Investment strategists generally expect the earnings- and economy-fueled rally of the past month to continue, but they're are also looking for opportunities to take profits.
Such bullishness—mixed with caution—is likely to continue through 2009 and well into 2010, when the economy is expected to show signs of actual growth rather than just declining at a slower pace.
This trend, often referred to as "second derivative" by market pros, has ruled market moves for the past several months and was in evidence again Friday after a 1 percent drop in gross domestic product fed into the theory that the economy was headed for growth but not quite there yet.
"We're on track," said Kurt Karl, chief economist at Swiss Re in New York. "The equity markets will continue to improve along with the economy."
The third quarter is likely to see more of the same—modest improvement in economic numbers and companies fighting for revenue growth on the top line—while stocks move higher in fits and starts, Karl said.
"We haven't seen the end of the uncertainty, so we'll have some volatility in the equity markets," he said. "But we haven't seen the end of the economic improvements, so by late next year we should be looking pretty good in the equity markets."
Since the March lows, stocks have gained dramatically—more than 40 percent total and about 11 percent in just the past two weeks or so—and are having their best July in decades.
The rebound is attributable primarily to three factors: A natural bump from what some are calling a generational low; aggressive moves by the government to pump money into the economy, and an earnings season that has featured more companies beating expectations than in years.
With the market being a naturally forward-looking instrument, investors are betting that the economic direction ahead will be mostly upward.
"We're beyond the halfway point in this recession, so things are getting better," said John Massey, senior vice president and portfolio manager at AIG Sun America Asset Management in New York. "We're going to have a good recovery that's going to take place, but we're going to have sort of a jobless recovery."
With that in mind, Massey is planning on consumer spending to be somewhat tepid for now but picking up in 2010.
As an investment strategy, Massey said his firm is rotating out of consumer staples and into consumer discretionary stocks such as casino companies, which are still relatively cheap but will turn into good buys once people can start spending money again.
Staying with a longer view, Massey is looking at some plays in housing, though he says that will take more time to develop.
Others, though, are looking at more immediate moves, reasoning that once volatility comes back to the market the investing climate will be a bit cloudier than now.
"If you take it when you can get it and it fits the basic philosophy you have about managing your money, God bless," said Diane de Vries Ashley, managing partner at Zenith Capital Partners in Coral Gables, Fla. "We're dipping in slowly.
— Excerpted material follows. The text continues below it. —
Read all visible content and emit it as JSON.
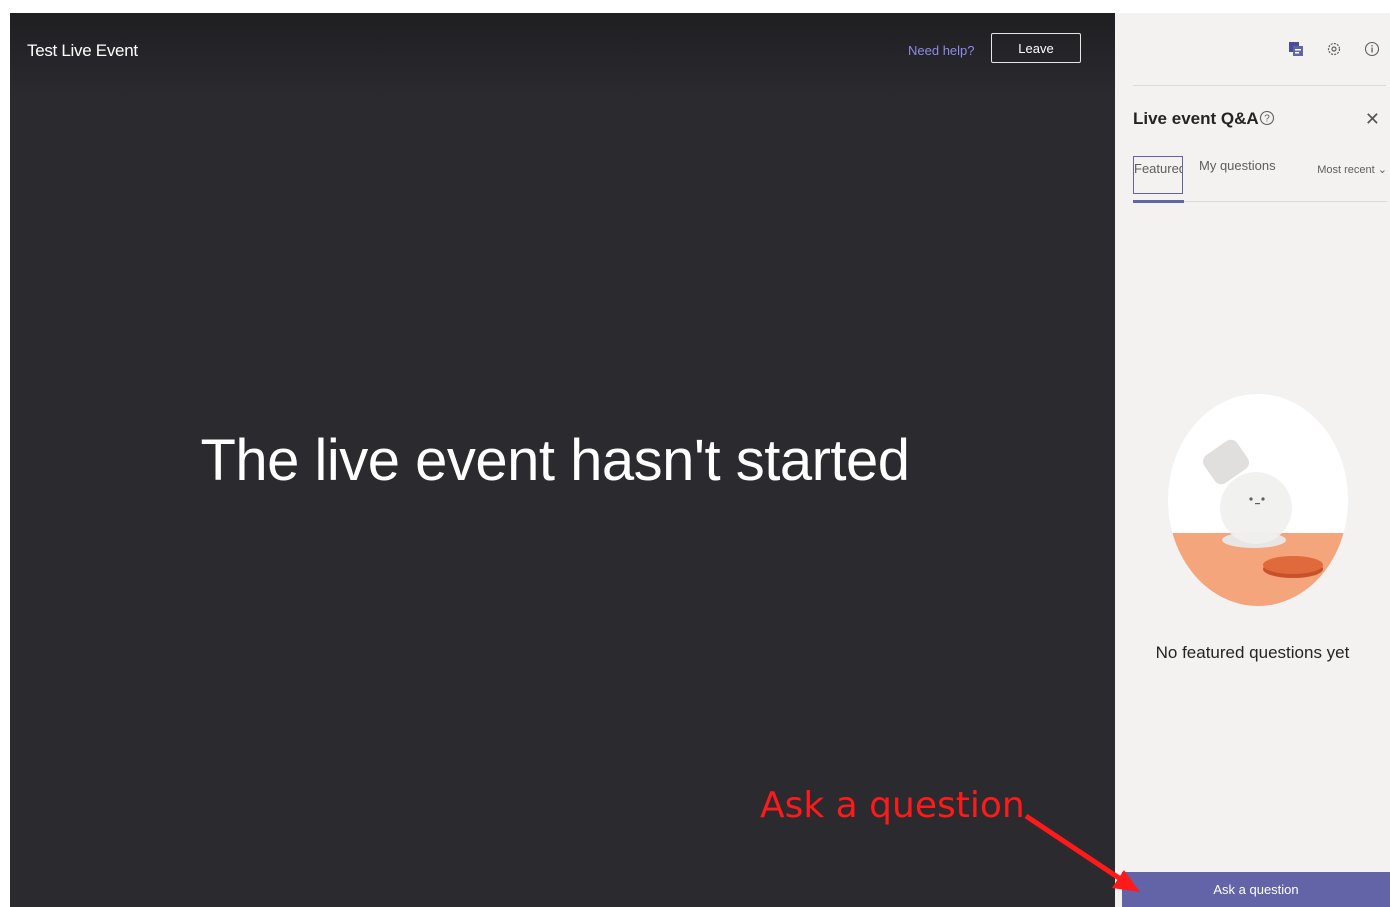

We're sellers of risk and we find this is a nice time to do that."
Ashley says her firm is especially bullish on energy, particularly in the alternative space, and is selling some puts and buying calls on the options side.
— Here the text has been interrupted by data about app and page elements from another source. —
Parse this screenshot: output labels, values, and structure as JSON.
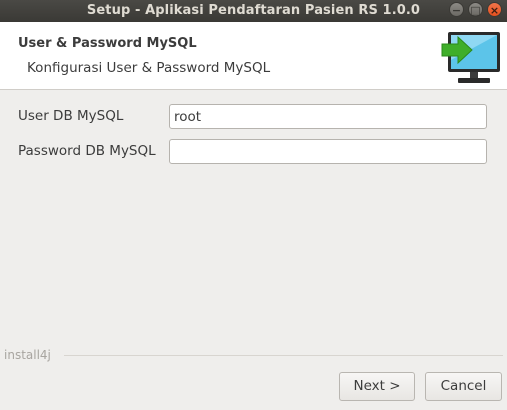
{
  "window": {
    "title": "Setup - Aplikasi Pendaftaran Pasien RS 1.0.0",
    "controls": {
      "minimize": "−",
      "maximize": "□",
      "close": "×"
    }
  },
  "header": {
    "title": "User & Password MySQL",
    "subtitle": "Konfigurasi User & Password MySQL",
    "icon": "monitor-arrow-icon"
  },
  "form": {
    "user_label": "User DB MySQL",
    "user_value": "root",
    "password_label": "Password DB MySQL",
    "password_value": ""
  },
  "footer": {
    "brand": "install4j",
    "next_label": "Next >",
    "cancel_label": "Cancel"
  },
  "colors": {
    "titlebar": "#3c3b37",
    "close_button": "#e95420",
    "monitor_screen": "#5cc4e9",
    "arrow": "#3fae2a"
  }
}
"We're not unhappy with what we're seeing. We're not as pure (with optimism) as some other folks, but we're not unhappy with the sheer optimism," she said. "We're OK with this market, but I wouldn't invest every dime I have in this market right now."
Among the other bullish arguments is a belief that many investors scared by the precipitous drop following the October 2007 all-time highs remain outside of stocks—the "money on the sidelines" argument.
Some 21 percent of cash from high net worth individuals remains outside stocks, according to Bank of America Securities-Merrill Lynch. Inflows to funds also remains light, which BofA-Merill Lynch calls a contrarian bullish signal.
In a research note, the company earlier this week reaffirmed its 1,055-1,065 target this year for the Standard & Poor's 500.
But because the market is catching up to that number, a temporary pullback could be in the wings.
"It would be reasonable then to expect the equity markets to correct, so we will begin to look for negative divergences," analyst Mary Ann Bartels wrote. "History suggests a decline between 20%-30% would not be unreasonable to expect."
That sentiment has generated a bit of caution amid the bullishness.
"This short-term rally I believe is going to continue, but it's going to be a rocky road," Bob Iaccino, of LotusBrokerage.com said on CNBC.
For now, many investors seem willing to ride the wave, even if there are a few chills and spills along the way.
"The tendency is for people to be skeptical about recovery and skeptical that the rally can continue," Bruce McCain, head of strategy at Key Private Bank, told CNBC. "We still think that there's quite a bit of cash on the sidelines from people who may be in bonds or in other sorts of investments that will come back to equities and drive this thing further."